== WHAT NEEDS TO BE DONE ==
A single figure is required: the number of lines below that contain "Event".

(Dataset rows describing interfaces)
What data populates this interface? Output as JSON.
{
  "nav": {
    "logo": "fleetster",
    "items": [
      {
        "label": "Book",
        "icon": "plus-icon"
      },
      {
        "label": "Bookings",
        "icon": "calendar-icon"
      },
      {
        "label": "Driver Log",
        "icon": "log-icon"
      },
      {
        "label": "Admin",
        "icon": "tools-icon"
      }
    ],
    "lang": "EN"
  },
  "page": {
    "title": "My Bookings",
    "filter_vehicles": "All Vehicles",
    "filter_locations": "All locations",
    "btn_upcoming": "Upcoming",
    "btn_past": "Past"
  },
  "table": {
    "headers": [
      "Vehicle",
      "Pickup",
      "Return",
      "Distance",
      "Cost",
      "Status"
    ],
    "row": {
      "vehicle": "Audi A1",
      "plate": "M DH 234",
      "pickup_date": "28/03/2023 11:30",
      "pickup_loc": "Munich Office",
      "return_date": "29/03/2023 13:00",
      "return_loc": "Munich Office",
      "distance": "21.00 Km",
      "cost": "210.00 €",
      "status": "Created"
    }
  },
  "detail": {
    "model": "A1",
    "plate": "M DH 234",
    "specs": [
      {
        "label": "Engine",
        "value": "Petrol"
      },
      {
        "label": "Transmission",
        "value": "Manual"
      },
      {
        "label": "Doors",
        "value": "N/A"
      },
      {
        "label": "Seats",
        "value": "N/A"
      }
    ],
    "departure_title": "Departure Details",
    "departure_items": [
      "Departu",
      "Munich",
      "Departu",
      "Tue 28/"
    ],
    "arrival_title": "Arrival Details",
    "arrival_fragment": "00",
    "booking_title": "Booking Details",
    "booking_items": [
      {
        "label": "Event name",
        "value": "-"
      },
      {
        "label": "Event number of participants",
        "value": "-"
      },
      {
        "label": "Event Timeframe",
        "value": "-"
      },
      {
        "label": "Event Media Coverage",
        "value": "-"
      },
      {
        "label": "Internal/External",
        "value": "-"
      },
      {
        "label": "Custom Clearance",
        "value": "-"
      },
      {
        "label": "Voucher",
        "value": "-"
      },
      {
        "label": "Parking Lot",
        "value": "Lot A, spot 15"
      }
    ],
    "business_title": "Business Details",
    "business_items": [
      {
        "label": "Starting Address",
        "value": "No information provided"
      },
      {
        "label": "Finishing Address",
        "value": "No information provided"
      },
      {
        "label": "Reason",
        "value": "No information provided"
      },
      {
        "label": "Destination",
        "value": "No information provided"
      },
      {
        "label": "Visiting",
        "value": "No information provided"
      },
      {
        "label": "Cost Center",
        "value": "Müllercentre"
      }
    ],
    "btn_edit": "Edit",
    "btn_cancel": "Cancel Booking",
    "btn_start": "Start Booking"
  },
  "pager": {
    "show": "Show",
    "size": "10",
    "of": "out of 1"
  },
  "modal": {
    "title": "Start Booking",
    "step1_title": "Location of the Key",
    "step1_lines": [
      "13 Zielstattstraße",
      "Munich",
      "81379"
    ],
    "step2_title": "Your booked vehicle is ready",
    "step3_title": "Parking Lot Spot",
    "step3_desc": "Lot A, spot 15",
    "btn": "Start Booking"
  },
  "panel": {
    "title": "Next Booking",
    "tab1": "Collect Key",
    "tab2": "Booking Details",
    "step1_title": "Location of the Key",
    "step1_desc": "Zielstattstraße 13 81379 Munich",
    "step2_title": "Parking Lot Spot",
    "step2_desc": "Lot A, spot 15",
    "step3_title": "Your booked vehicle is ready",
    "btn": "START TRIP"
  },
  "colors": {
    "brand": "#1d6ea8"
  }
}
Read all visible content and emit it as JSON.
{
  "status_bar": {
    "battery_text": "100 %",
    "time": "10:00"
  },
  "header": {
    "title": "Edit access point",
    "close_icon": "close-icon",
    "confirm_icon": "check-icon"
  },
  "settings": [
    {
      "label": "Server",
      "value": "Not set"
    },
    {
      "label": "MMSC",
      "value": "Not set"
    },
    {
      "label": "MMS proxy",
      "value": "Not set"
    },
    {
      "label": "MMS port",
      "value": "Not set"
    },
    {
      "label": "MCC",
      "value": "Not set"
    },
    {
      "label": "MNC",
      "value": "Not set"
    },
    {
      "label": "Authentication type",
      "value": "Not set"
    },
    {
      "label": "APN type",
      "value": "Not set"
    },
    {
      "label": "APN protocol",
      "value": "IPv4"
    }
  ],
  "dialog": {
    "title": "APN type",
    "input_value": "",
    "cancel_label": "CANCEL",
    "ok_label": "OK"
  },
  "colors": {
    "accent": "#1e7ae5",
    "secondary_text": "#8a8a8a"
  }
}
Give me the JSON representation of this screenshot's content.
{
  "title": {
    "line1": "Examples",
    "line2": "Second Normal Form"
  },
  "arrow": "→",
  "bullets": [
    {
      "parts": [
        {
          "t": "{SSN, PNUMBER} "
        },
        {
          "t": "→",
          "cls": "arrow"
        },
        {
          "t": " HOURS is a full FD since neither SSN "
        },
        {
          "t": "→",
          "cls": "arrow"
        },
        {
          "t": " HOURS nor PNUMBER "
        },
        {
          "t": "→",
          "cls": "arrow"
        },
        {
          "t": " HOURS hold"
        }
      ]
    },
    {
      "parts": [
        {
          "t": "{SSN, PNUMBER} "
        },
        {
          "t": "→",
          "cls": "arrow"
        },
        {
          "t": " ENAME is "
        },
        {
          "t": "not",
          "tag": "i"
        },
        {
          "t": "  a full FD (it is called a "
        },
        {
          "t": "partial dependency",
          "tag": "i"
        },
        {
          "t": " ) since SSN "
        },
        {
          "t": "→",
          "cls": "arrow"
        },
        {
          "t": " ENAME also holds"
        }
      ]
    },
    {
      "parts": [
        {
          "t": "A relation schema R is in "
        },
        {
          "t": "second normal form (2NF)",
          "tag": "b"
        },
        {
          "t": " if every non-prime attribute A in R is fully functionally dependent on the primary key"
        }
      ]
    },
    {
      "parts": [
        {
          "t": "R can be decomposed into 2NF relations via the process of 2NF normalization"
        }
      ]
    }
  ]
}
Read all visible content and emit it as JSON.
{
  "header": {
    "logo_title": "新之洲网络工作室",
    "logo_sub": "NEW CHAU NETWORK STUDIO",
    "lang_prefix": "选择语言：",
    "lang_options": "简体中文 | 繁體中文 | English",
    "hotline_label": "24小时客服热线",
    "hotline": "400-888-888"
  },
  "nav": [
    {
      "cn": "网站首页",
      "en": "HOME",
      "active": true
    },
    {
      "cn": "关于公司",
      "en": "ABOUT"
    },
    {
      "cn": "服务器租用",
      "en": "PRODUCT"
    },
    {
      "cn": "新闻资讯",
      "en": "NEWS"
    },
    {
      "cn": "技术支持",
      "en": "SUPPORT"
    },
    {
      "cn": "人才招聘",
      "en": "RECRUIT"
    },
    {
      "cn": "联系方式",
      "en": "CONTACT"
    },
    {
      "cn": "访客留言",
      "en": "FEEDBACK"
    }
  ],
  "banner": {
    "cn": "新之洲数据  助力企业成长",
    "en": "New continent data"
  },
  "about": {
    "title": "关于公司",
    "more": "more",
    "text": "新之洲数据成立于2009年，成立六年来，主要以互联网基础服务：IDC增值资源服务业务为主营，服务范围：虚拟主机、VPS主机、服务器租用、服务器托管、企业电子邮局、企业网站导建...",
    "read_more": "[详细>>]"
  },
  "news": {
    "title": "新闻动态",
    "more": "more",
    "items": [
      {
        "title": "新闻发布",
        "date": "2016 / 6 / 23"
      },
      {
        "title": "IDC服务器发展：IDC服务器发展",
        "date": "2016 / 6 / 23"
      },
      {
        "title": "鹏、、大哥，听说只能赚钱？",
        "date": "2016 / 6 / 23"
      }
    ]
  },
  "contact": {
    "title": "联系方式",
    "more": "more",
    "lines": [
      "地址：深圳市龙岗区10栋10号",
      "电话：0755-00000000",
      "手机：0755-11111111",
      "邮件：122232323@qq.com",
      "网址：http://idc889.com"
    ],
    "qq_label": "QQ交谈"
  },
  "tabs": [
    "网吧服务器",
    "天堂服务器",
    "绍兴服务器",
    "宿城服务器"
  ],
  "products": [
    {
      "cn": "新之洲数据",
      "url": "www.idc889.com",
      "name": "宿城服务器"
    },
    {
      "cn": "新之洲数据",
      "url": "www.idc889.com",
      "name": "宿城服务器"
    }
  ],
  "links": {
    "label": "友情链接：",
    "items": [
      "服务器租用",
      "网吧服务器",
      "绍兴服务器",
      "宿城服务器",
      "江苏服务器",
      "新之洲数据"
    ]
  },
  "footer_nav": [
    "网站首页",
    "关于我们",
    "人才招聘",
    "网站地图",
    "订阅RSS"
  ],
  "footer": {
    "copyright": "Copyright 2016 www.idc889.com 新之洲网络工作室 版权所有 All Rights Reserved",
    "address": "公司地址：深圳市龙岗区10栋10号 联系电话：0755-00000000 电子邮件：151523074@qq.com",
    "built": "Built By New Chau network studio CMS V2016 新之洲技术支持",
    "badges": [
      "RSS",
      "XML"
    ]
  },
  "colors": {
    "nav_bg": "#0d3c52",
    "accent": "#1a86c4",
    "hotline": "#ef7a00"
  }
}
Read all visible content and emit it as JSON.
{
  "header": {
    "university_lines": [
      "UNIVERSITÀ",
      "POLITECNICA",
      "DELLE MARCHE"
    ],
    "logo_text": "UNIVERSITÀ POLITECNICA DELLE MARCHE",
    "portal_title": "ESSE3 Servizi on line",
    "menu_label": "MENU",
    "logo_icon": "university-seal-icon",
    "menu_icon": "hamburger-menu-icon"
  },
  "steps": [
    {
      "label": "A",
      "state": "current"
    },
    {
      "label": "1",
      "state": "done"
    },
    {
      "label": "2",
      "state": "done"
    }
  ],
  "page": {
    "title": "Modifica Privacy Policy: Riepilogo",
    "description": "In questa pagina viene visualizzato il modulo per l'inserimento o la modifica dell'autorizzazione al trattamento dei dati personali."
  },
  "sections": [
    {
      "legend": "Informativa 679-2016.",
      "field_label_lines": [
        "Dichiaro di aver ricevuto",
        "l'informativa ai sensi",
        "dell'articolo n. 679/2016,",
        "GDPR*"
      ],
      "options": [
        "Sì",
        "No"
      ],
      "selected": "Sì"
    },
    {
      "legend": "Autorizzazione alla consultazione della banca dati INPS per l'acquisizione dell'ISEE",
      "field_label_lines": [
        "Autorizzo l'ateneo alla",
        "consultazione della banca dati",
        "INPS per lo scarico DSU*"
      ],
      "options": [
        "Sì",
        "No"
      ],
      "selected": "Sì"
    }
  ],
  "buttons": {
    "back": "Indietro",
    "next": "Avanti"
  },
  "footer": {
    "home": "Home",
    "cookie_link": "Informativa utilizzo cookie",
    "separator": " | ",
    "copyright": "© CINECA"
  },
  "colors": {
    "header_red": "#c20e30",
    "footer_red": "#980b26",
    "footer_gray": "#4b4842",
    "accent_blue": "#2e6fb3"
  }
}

== WRITTEN SOLUTION ==
4